Activity: From the entries that follow, copy each line containing the word "отзыв".

━━━━━━━━━━

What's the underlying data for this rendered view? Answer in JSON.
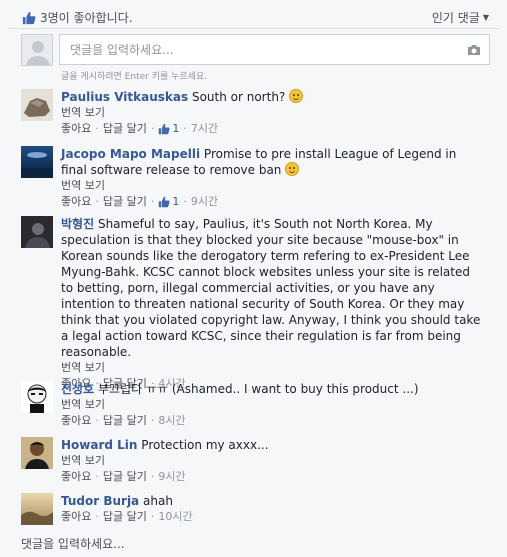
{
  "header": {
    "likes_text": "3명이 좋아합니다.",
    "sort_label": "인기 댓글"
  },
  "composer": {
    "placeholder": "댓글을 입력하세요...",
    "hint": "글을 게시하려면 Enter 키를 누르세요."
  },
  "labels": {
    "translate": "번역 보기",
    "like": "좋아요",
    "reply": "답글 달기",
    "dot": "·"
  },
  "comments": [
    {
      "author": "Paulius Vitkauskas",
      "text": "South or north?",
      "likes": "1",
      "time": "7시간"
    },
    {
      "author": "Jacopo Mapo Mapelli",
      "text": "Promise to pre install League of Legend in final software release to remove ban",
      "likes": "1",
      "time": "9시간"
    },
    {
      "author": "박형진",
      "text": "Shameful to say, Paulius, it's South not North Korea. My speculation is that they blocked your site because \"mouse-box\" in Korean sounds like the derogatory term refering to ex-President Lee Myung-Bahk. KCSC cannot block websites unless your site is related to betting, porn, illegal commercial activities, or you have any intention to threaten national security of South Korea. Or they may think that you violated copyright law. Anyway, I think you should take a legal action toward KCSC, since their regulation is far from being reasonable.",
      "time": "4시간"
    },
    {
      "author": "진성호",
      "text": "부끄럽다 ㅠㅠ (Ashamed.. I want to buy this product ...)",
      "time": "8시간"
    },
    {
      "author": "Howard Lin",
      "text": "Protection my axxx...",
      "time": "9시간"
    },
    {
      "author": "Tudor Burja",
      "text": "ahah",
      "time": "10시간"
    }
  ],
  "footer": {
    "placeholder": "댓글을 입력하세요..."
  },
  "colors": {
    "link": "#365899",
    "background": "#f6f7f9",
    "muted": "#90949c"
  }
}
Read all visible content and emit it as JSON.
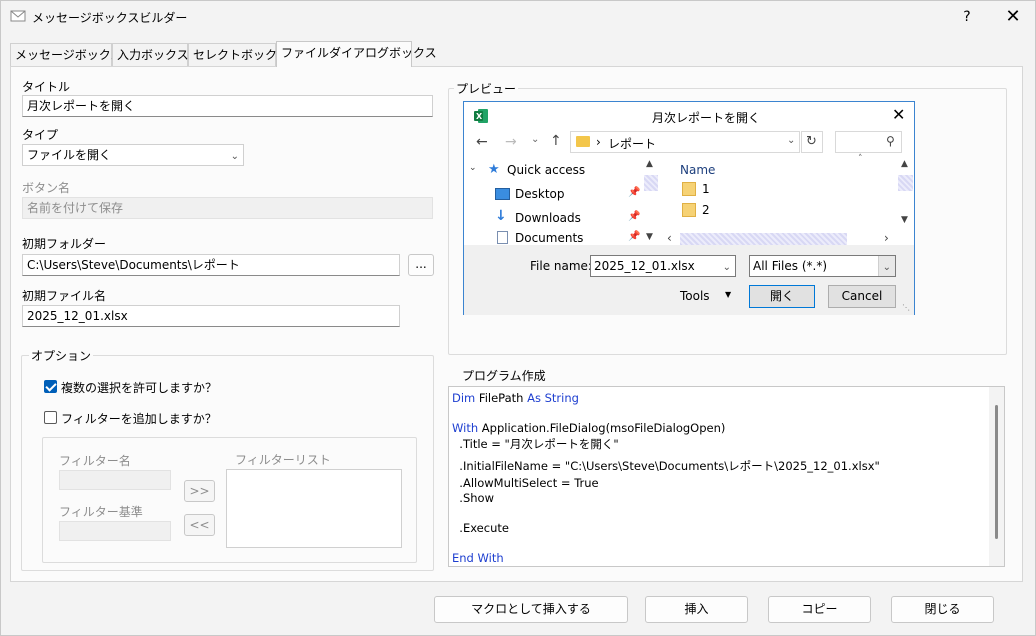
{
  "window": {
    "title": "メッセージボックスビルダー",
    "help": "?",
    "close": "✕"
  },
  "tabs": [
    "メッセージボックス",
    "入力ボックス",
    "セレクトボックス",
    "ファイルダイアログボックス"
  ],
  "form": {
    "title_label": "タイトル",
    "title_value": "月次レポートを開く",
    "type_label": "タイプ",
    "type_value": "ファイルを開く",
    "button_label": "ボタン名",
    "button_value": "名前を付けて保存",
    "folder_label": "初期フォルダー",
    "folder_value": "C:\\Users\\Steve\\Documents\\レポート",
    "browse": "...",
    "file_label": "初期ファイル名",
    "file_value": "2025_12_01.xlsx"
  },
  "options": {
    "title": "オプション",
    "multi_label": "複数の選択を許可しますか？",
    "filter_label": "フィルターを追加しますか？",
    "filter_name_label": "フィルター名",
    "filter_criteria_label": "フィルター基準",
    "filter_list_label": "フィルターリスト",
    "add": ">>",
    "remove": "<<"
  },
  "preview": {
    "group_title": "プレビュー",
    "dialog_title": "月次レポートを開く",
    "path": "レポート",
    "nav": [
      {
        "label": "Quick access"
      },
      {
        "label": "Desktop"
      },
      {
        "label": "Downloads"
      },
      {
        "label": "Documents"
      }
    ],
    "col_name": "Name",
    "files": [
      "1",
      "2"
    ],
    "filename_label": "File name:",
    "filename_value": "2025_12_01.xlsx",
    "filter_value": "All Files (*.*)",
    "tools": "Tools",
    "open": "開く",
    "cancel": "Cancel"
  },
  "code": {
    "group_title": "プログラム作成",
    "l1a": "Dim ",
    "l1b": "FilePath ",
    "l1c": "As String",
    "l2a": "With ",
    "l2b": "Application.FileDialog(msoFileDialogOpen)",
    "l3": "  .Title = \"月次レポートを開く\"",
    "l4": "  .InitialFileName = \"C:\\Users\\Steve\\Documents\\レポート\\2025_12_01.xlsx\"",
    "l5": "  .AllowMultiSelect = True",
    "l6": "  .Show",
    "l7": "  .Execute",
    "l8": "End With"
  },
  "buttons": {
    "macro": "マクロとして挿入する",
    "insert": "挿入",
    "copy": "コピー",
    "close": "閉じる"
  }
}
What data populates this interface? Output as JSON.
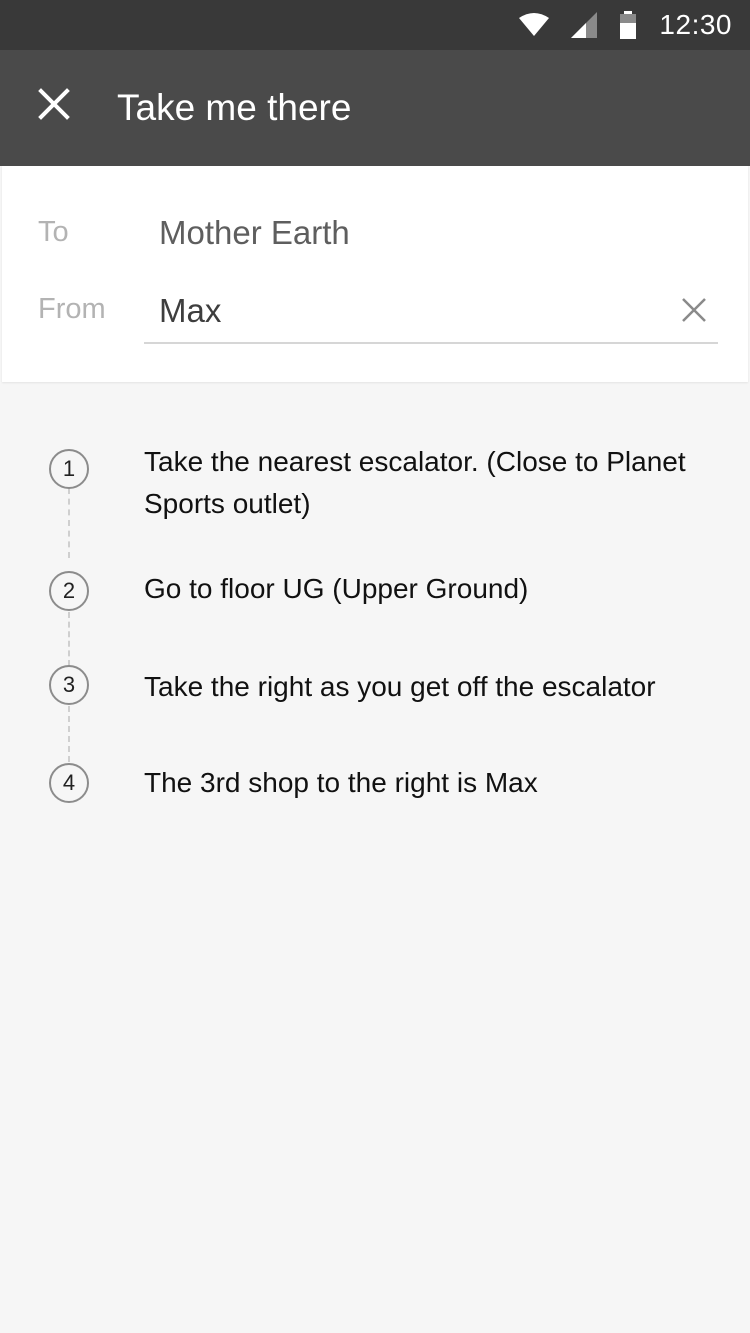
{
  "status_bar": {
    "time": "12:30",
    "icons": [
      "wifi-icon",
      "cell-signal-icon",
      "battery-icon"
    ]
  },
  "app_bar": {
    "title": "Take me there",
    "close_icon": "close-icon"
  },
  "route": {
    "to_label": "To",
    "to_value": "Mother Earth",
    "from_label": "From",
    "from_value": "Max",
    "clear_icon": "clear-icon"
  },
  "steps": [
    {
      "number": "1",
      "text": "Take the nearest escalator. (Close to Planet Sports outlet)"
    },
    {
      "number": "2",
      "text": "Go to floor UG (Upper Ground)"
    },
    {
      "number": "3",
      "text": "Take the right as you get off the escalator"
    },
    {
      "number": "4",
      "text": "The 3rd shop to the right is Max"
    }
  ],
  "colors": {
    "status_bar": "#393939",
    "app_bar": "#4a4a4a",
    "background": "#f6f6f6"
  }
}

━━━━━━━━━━

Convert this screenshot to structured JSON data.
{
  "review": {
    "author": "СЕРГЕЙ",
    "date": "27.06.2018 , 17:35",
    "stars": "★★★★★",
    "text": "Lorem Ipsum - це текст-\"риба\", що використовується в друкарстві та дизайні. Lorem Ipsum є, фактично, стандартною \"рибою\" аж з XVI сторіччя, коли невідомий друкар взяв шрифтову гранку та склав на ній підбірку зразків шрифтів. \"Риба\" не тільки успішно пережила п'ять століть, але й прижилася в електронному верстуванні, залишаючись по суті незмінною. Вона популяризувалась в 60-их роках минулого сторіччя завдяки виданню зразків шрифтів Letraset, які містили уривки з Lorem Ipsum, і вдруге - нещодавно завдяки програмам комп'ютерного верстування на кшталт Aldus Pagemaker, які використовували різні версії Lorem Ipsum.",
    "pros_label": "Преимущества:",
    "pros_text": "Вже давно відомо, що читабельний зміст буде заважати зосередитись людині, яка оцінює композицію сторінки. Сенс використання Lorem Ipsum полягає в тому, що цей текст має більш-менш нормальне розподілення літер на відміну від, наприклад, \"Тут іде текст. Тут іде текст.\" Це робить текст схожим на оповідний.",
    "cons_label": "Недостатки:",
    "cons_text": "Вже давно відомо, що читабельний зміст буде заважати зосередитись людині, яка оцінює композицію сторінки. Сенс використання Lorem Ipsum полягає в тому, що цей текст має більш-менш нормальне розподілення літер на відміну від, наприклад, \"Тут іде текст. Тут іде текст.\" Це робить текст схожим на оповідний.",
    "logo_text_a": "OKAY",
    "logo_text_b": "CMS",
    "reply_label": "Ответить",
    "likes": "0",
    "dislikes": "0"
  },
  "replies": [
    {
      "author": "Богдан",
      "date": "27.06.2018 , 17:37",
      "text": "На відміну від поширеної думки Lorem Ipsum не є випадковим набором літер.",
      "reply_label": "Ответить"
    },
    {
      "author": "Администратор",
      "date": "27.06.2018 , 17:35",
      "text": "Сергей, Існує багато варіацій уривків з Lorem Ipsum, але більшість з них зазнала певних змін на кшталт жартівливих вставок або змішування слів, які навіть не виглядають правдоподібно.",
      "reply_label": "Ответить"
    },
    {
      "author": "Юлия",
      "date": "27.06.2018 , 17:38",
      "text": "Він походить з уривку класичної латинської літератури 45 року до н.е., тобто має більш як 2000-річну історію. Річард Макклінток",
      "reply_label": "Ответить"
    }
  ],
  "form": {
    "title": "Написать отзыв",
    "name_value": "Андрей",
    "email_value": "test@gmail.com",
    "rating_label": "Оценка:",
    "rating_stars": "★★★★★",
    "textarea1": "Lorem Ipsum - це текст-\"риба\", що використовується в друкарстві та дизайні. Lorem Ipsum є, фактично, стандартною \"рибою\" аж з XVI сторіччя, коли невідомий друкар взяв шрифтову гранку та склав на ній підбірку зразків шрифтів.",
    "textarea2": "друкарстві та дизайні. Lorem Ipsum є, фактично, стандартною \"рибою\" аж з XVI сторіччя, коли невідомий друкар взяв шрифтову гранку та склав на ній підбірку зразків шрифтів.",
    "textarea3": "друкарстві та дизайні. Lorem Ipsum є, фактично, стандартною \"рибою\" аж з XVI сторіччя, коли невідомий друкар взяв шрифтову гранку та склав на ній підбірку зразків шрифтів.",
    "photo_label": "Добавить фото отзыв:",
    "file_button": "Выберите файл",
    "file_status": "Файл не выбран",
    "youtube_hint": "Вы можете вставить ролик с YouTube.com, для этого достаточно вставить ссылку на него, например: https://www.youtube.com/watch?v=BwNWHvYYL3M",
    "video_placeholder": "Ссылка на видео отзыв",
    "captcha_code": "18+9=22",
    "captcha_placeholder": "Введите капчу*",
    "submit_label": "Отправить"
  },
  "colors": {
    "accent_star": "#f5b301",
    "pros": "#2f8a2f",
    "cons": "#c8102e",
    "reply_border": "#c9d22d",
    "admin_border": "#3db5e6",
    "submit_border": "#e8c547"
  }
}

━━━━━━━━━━

Response to this task:
    "title": "Написать отзыв",
    "photo_label": "Добавить фото отзыв:",
    "video_placeholder": "Ссылка на видео отзыв",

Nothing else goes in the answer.